As I type this, Iron Man has been in the theater for 6 days and has grossed $220 million worldwide. This is going straight into Marvel's pockets now that they're brewing their own films in-house. They really assembled a perfect storm here, and it will surprise some to recognize that this movie is going to earn more for the company than all of their comics for the year combined.

These results are going to have Marvel taking in far revenue than projected, as predicted in Market Spotlight a few months back. Had you taken the advice and bought up some MVL stock back then, you'd have taken a nice little ride from $28 to $33. If the Hulk film delivers similar numbers, expect that to spike even further.

More importantly, though, we must recognize the unique talents of Sarah Cahill, also known as "Hot Stewardess # 3". No truer title could have been chosen. She's the blonde hot stewardess, was Miss Minnesota in 2003, and was created in a lab dedicated to producing Hot Stewardesses in Waseca.

To recap, Iron Man gets five lumps of scrap Palladium out of five. See it. Love it. And pray that Hulk is even close to this good...

- Ryan

Who controls Gemini?

I have been waiting for this comic to come out since I started reading Dynamo 5. I really like Faerber as a storyteller and in this comic he doesn't disappoint. The dialog is pretty good and it's filled with intrigue and mystery. The artwork reminds me of Xombie reanimated but it doesn't detract from the storyline at all.

The first issue leaves a few unanswered questions so I can't get into much detail cause I don't really know a lot of them. From what I gathered a team of individuals actually activate and control a powerful super-hero named Gemini. It seems to be a hypnotic suggestion cause they constantly elude to him not remembering what he does during the night. One of the controllers, named 91, is assigned to controlling and watching Gemini. She has some new ideas on how to do this apparently.

Up until the point of the story in the comic we find out they only do nocturnal operations. However on this day there is a big mid-day scuffle that Gemini is needed for. With that he is activated while at lunch from his normal cubicle day to day job. He enters the fight and ends up saving a few other super-heroes that he apparently knows. One named Venture and another which is a very attractive female super which we don't quite get the name of. At least not that I can remember, I was too busy looking at her ass.

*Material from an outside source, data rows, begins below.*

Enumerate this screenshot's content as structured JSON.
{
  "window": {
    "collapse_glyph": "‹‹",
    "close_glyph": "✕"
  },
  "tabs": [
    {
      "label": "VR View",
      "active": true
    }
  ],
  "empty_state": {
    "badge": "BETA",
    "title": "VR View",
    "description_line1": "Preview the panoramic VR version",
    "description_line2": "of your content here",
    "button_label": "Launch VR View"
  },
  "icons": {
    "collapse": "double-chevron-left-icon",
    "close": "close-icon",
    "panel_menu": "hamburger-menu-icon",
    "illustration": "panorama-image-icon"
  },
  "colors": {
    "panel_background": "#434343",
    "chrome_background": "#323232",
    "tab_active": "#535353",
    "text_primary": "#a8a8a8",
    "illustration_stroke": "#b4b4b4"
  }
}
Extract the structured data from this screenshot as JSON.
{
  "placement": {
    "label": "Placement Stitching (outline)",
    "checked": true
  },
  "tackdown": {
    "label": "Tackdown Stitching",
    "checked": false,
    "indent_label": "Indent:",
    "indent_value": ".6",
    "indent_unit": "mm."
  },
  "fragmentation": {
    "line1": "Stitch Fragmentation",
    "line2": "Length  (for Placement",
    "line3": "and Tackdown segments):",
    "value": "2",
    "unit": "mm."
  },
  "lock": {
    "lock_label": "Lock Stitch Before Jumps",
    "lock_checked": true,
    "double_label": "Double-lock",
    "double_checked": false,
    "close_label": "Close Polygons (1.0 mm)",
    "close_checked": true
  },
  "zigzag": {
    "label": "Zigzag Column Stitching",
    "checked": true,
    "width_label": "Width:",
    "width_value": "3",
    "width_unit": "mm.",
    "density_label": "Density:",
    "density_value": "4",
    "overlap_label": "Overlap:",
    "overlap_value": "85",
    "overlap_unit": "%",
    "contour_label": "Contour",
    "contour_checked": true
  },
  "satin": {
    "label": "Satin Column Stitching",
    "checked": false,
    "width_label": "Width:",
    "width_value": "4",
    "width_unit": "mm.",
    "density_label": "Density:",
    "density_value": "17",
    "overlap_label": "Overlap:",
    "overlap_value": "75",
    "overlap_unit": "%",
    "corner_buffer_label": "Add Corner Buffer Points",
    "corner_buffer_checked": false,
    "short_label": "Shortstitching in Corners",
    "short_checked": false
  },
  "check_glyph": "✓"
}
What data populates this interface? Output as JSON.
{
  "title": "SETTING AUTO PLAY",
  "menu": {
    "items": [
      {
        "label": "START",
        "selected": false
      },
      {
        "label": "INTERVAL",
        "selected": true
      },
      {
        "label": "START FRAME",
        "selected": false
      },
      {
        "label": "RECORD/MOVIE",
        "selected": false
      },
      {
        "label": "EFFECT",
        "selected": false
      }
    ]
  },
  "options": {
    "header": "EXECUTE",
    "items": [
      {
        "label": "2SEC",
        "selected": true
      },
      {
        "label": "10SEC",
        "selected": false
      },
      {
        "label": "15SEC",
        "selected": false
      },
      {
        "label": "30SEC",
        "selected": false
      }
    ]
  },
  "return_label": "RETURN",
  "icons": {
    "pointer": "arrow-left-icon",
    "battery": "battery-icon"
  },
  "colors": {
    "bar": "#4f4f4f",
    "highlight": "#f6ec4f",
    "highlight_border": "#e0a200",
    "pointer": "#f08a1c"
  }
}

This unnamed female hero ends up hitting on Gemini big time and he seems to have no idea how to respond to her. He seems to be a in virgin territory when talking to women. I like this part of the story, it gives the character some realism. There are a few moments of comedy during this part where the controllers, who see through his eyes, get a close up vision of the womans breasts as Gemini stares at them. It's a good moment and adds levity to the situation that is about to transpire.

SPOILER ALERT! Don't read past this point if you want to read the comic and be surprised.

After saving his fellow Supers from a big mid-day battle, 91 is ordered to deactivate Gemini. She decides to watch him for a while instead. Gemini finds a small crime happening in an alleyway below the building he is standing on. Gemini goes down to stop the woman from being assaulted by this huge brute of a guy. As he pulls the giant man from the girl/woman he doesn't notice the large woman with the shotgun come out of a door in the alleyway. She is just trying to stop Gemini from hurting the man and 91 just wants to see what will happen is she lets Gemini do his own thing without controlling him.

That's a bad plan cause while she watches Gemini she sees a bright white light and the screen goes to static. As the reader of the comic we get to see that Gemini has just gotten his head blown off with the shotgun. So much for the star of the comic being alive? What the heck are they going to do now? It's a pretty shocking ending to this comic. I LOVED IT!

Artwork - 2.5 stars. It's an interesting look and definitely doesn't detract from the comic itself. I actually liked it after the tenth page or so and didn't even notice it.

Storyline - 4 stars. This isn't Thoreau or anything, but I think it's worth a read. Go out and grab it, at least it's not Marvel or DC. Amen brother!